**** Provided information ****
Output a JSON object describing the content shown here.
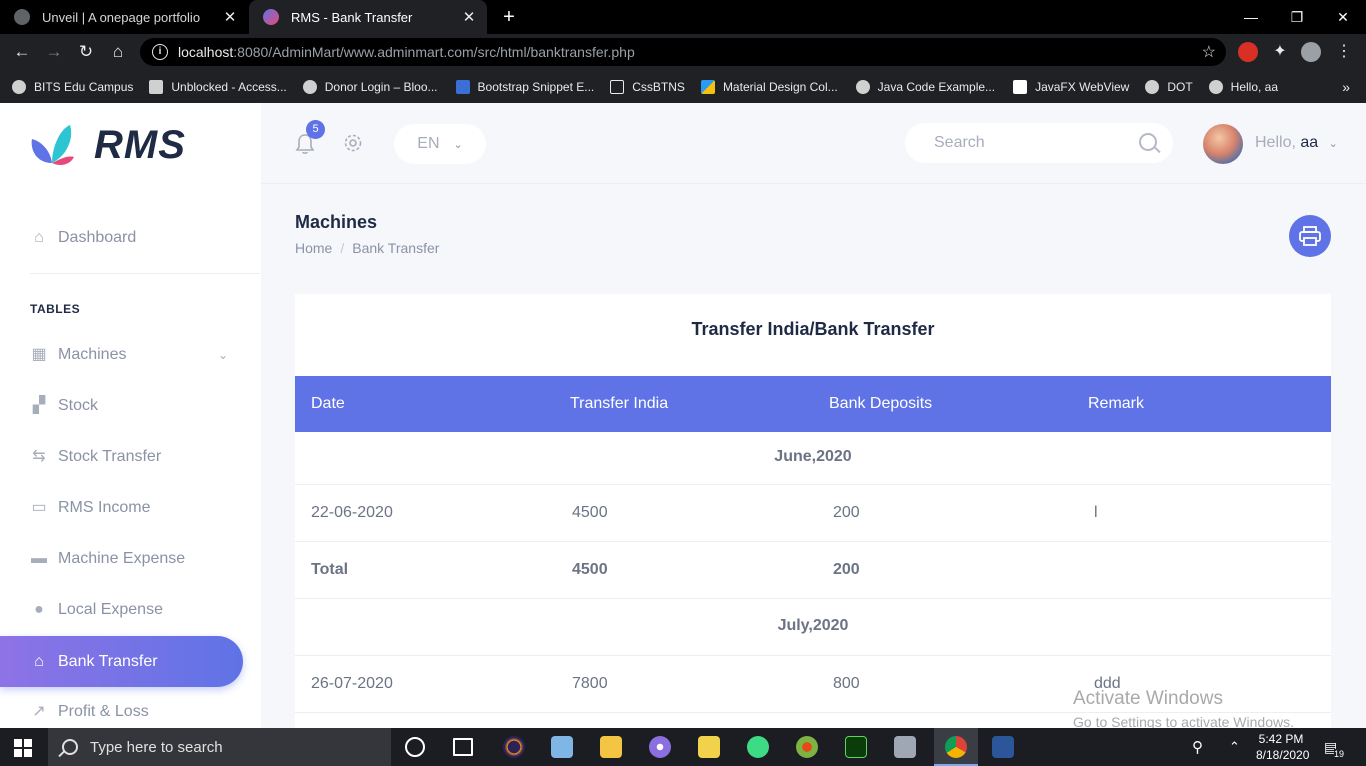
{
  "browser": {
    "tabs": [
      {
        "title": "Unveil | A onepage portfolio",
        "active": false
      },
      {
        "title": "RMS - Bank Transfer",
        "active": true
      }
    ],
    "url_host": "localhost",
    "url_rest": ":8080/AdminMart/www.adminmart.com/src/html/banktransfer.php",
    "bookmarks": [
      "BITS Edu Campus",
      "Unblocked - Access...",
      "Donor Login – Bloo...",
      "Bootstrap Snippet E...",
      "CssBTNS",
      "Material Design Col...",
      "Java Code Example...",
      "JavaFX WebView",
      "DOT",
      "Hello, aa"
    ],
    "bookmarks_overflow": "»"
  },
  "app": {
    "logo_text": "RMS",
    "header": {
      "notification_count": "5",
      "language": "EN",
      "search_placeholder": "Search",
      "greeting": "Hello,",
      "username": "aa"
    },
    "sidebar": {
      "dashboard": "Dashboard",
      "section_caption": "TABLES",
      "items": [
        {
          "label": "Machines",
          "icon": "grid-icon"
        },
        {
          "label": "Stock",
          "icon": "boxes-icon"
        },
        {
          "label": "Stock Transfer",
          "icon": "transfer-icon"
        },
        {
          "label": "RMS Income",
          "icon": "folder-icon"
        },
        {
          "label": "Machine Expense",
          "icon": "truck-icon"
        },
        {
          "label": "Local Expense",
          "icon": "user-icon"
        },
        {
          "label": "Bank Transfer",
          "icon": "bank-icon"
        },
        {
          "label": "Profit & Loss",
          "icon": "chart-icon"
        }
      ]
    },
    "page_title": "Machines",
    "breadcrumb": {
      "home": "Home",
      "separator": "/",
      "current": "Bank Transfer"
    },
    "card_title": "Transfer India/Bank Transfer",
    "table": {
      "columns": [
        "Date",
        "Transfer India",
        "Bank Deposits",
        "Remark"
      ],
      "rows": [
        {
          "type": "group",
          "label": "June,2020"
        },
        {
          "type": "data",
          "date": "22-06-2020",
          "transfer_india": "4500",
          "bank_deposits": "200",
          "remark": "l"
        },
        {
          "type": "total",
          "date": "Total",
          "transfer_india": "4500",
          "bank_deposits": "200",
          "remark": ""
        },
        {
          "type": "group",
          "label": "July,2020"
        },
        {
          "type": "data",
          "date": "26-07-2020",
          "transfer_india": "7800",
          "bank_deposits": "800",
          "remark": "ddd"
        }
      ]
    }
  },
  "watermark": {
    "line1": "Activate Windows",
    "line2": "Go to Settings to activate Windows."
  },
  "taskbar": {
    "search_placeholder": "Type here to search",
    "time": "5:42 PM",
    "date": "8/18/2020",
    "notification_count": "19"
  },
  "colors": {
    "accent": "#5f73e6",
    "accent_purple": "#8e73e6",
    "heading": "#1f2a44",
    "muted": "#8a92a6"
  }
}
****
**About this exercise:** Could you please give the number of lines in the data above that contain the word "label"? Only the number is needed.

**Output of the task:** 10